# [EXERCISE DETAILS]
Every record is to be copied unchanged, except that its pictures are removed.

--- THE RECORDS ---

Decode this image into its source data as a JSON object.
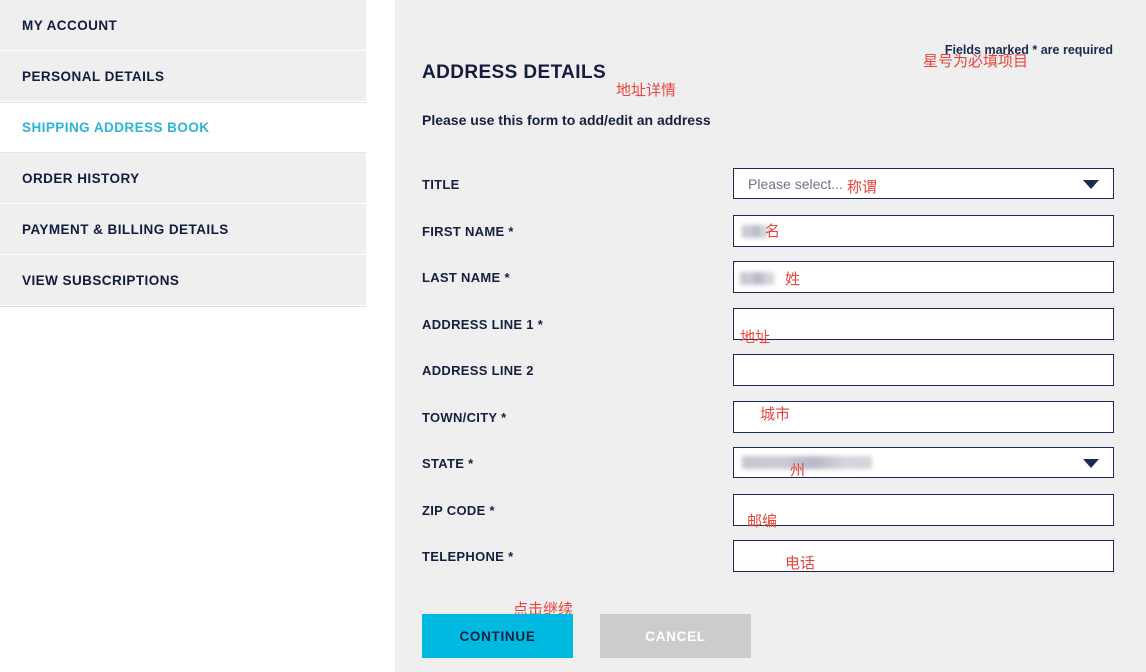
{
  "sidebar": {
    "items": [
      {
        "label": "MY ACCOUNT",
        "active": false
      },
      {
        "label": "PERSONAL DETAILS",
        "active": false
      },
      {
        "label": "SHIPPING ADDRESS BOOK",
        "active": true
      },
      {
        "label": "ORDER HISTORY",
        "active": false
      },
      {
        "label": "PAYMENT & BILLING DETAILS",
        "active": false
      },
      {
        "label": "VIEW SUBSCRIPTIONS",
        "active": false
      }
    ]
  },
  "main": {
    "title": "ADDRESS DETAILS",
    "title_annotation_cn": "地址详情",
    "subtitle": "Please use this form to add/edit an address",
    "required_note": "Fields marked * are required",
    "required_note_annotation_cn": "星号为必填项目"
  },
  "form": {
    "fields": [
      {
        "label": "TITLE",
        "type": "select",
        "value": "Please select...",
        "annotation_cn": "称谓",
        "redacted": false
      },
      {
        "label": "FIRST NAME *",
        "type": "text",
        "value": "",
        "annotation_cn": "名",
        "redacted": true
      },
      {
        "label": "LAST NAME *",
        "type": "text",
        "value": "",
        "annotation_cn": "姓",
        "redacted": true
      },
      {
        "label": "ADDRESS LINE 1 *",
        "type": "text",
        "value": "",
        "annotation_cn": "地址",
        "redacted": false
      },
      {
        "label": "ADDRESS LINE 2",
        "type": "text",
        "value": "",
        "annotation_cn": "",
        "redacted": false
      },
      {
        "label": "TOWN/CITY *",
        "type": "text",
        "value": "",
        "annotation_cn": "城市",
        "redacted": false
      },
      {
        "label": "STATE *",
        "type": "select",
        "value": "",
        "annotation_cn": "州",
        "redacted": true
      },
      {
        "label": "ZIP CODE *",
        "type": "text",
        "value": "",
        "annotation_cn": "邮编",
        "redacted": false
      },
      {
        "label": "TELEPHONE *",
        "type": "text",
        "value": "",
        "annotation_cn": "电话",
        "redacted": false
      }
    ]
  },
  "buttons": {
    "continue_label": "CONTINUE",
    "continue_annotation_cn": "点击继续",
    "cancel_label": "CANCEL"
  },
  "colors": {
    "accent_cyan": "#00b9e0",
    "active_nav": "#29b6d8",
    "navy": "#15203f",
    "panel_bg": "#efefef",
    "nav_bg": "#efefef",
    "cancel_gray": "#cccccc",
    "annotation_red": "#e8453c"
  }
}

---

# [RESPONSE TO THIS TASK]
Decode this image into its source data as a JSON object.
{
  "sidebar": {
    "items": [
      {
        "label": "MY ACCOUNT",
        "active": false
      },
      {
        "label": "PERSONAL DETAILS",
        "active": false
      },
      {
        "label": "SHIPPING ADDRESS BOOK",
        "active": true
      },
      {
        "label": "ORDER HISTORY",
        "active": false
      },
      {
        "label": "PAYMENT & BILLING DETAILS",
        "active": false
      },
      {
        "label": "VIEW SUBSCRIPTIONS",
        "active": false
      }
    ]
  },
  "main": {
    "title": "ADDRESS DETAILS",
    "title_annotation_cn": "地址详情",
    "subtitle": "Please use this form to add/edit an address",
    "required_note": "Fields marked * are required",
    "required_note_annotation_cn": "星号为必填项目"
  },
  "form": {
    "fields": [
      {
        "label": "TITLE",
        "type": "select",
        "value": "Please select...",
        "annotation_cn": "称谓",
        "redacted": false
      },
      {
        "label": "FIRST NAME *",
        "type": "text",
        "value": "",
        "annotation_cn": "名",
        "redacted": true
      },
      {
        "label": "LAST NAME *",
        "type": "text",
        "value": "",
        "annotation_cn": "姓",
        "redacted": true
      },
      {
        "label": "ADDRESS LINE 1 *",
        "type": "text",
        "value": "",
        "annotation_cn": "地址",
        "redacted": false
      },
      {
        "label": "ADDRESS LINE 2",
        "type": "text",
        "value": "",
        "annotation_cn": "",
        "redacted": false
      },
      {
        "label": "TOWN/CITY *",
        "type": "text",
        "value": "",
        "annotation_cn": "城市",
        "redacted": false
      },
      {
        "label": "STATE *",
        "type": "select",
        "value": "",
        "annotation_cn": "州",
        "redacted": true
      },
      {
        "label": "ZIP CODE *",
        "type": "text",
        "value": "",
        "annotation_cn": "邮编",
        "redacted": false
      },
      {
        "label": "TELEPHONE *",
        "type": "text",
        "value": "",
        "annotation_cn": "电话",
        "redacted": false
      }
    ]
  },
  "buttons": {
    "continue_label": "CONTINUE",
    "continue_annotation_cn": "点击继续",
    "cancel_label": "CANCEL"
  },
  "colors": {
    "accent_cyan": "#00b9e0",
    "active_nav": "#29b6d8",
    "navy": "#15203f",
    "panel_bg": "#efefef",
    "nav_bg": "#efefef",
    "cancel_gray": "#cccccc",
    "annotation_red": "#e8453c"
  }
}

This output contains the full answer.